» **What is needed**
Report every line of the listing below in which the string "Data" appears.

──────── Extracted information ────────

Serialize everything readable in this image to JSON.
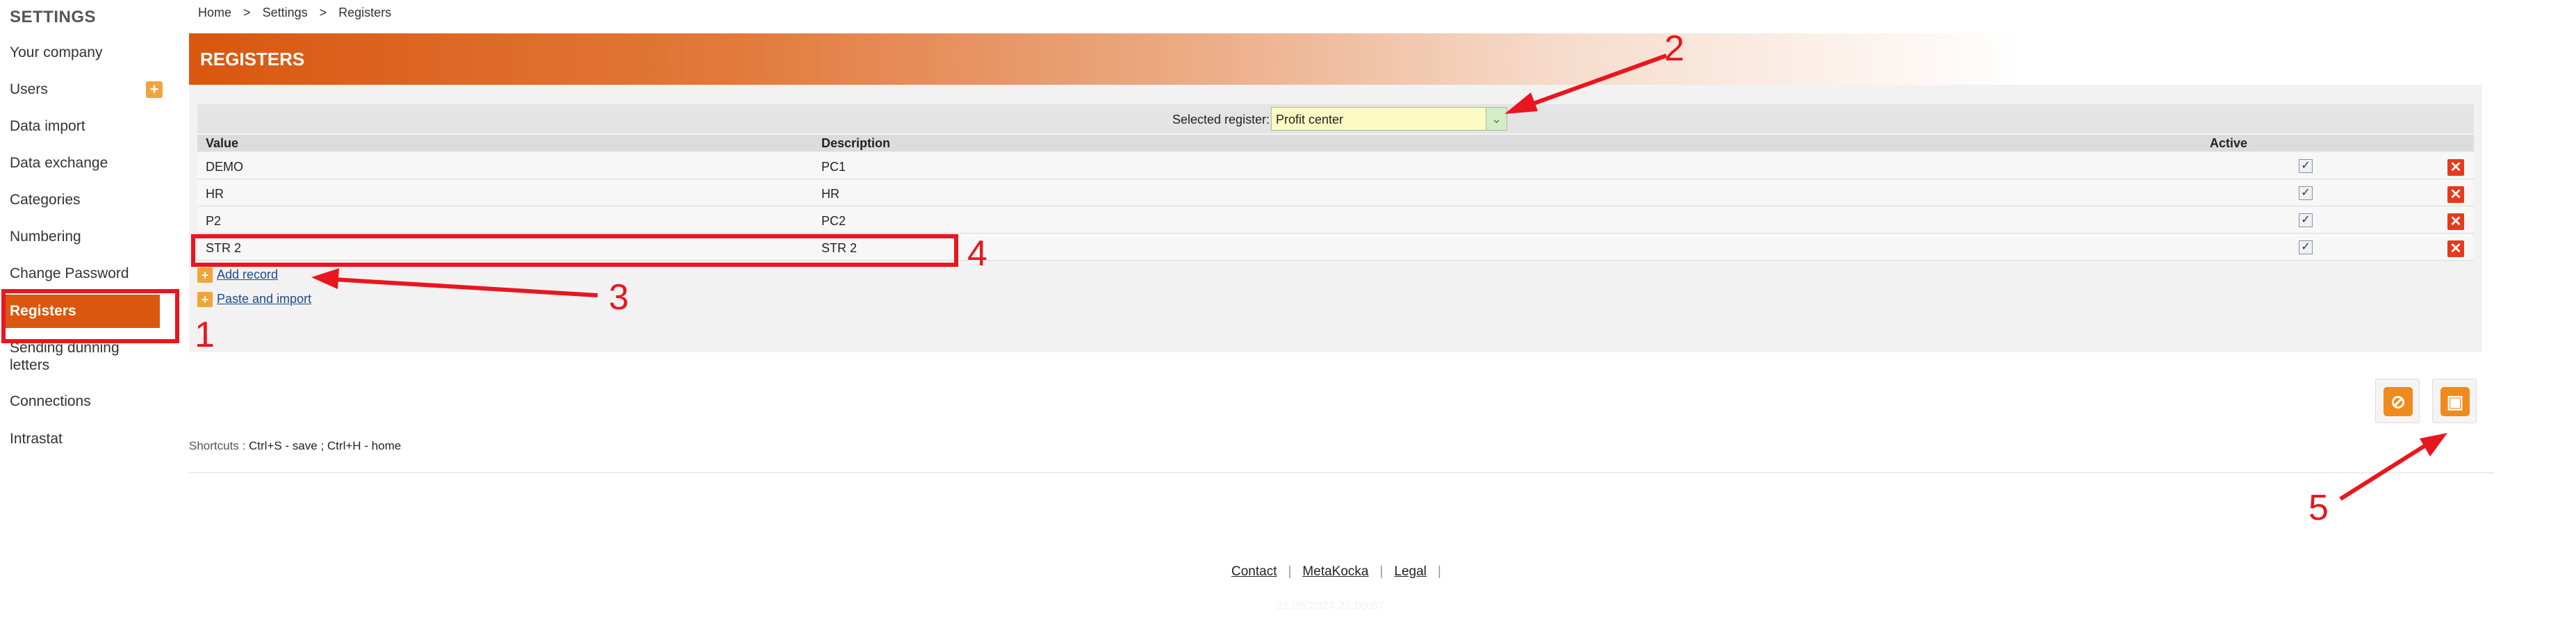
{
  "sidebar": {
    "title": "SETTINGS",
    "items": [
      {
        "label": "Your company"
      },
      {
        "label": "Users"
      },
      {
        "label": "Data import"
      },
      {
        "label": "Data exchange"
      },
      {
        "label": "Categories"
      },
      {
        "label": "Numbering"
      },
      {
        "label": "Change Password"
      },
      {
        "label": "Registers"
      },
      {
        "label": "Sending dunning letters"
      },
      {
        "label": "Connections"
      },
      {
        "label": "Intrastat"
      }
    ],
    "active": "Registers"
  },
  "breadcrumb": {
    "home": "Home",
    "sep1": ">",
    "settings": "Settings",
    "sep2": ">",
    "current": "Registers"
  },
  "header": {
    "title": "REGISTERS"
  },
  "selector": {
    "label": "Selected register:",
    "value": "Profit center"
  },
  "table": {
    "columns": [
      "Value",
      "Description",
      "Active"
    ],
    "rows": [
      {
        "value": "DEMO",
        "description": "PC1",
        "active": true
      },
      {
        "value": "HR",
        "description": "HR",
        "active": true
      },
      {
        "value": "P2",
        "description": "PC2",
        "active": true
      },
      {
        "value": "STR 2",
        "description": "STR 2",
        "active": true
      }
    ]
  },
  "actions": {
    "add_record": "Add record",
    "paste_import": "Paste and import"
  },
  "shortcuts": {
    "label": "Shortcuts :",
    "save": "Ctrl+S - save ;",
    "home": "Ctrl+H - home"
  },
  "footer": {
    "contact": "Contact",
    "metakocka": "MetaKocka",
    "legal": "Legal",
    "sep": "|",
    "timestamp": "31.05.2024 22:00:07"
  },
  "annotations": {
    "n1": "1",
    "n2": "2",
    "n3": "3",
    "n4": "4",
    "n5": "5"
  },
  "colors": {
    "accent": "#d9570f",
    "annotation": "#e8161f",
    "delete": "#e53a1e",
    "plus": "#f2a43c"
  }
}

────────

» **Task response**
        "label": "Data import"
        "label": "Data exchange"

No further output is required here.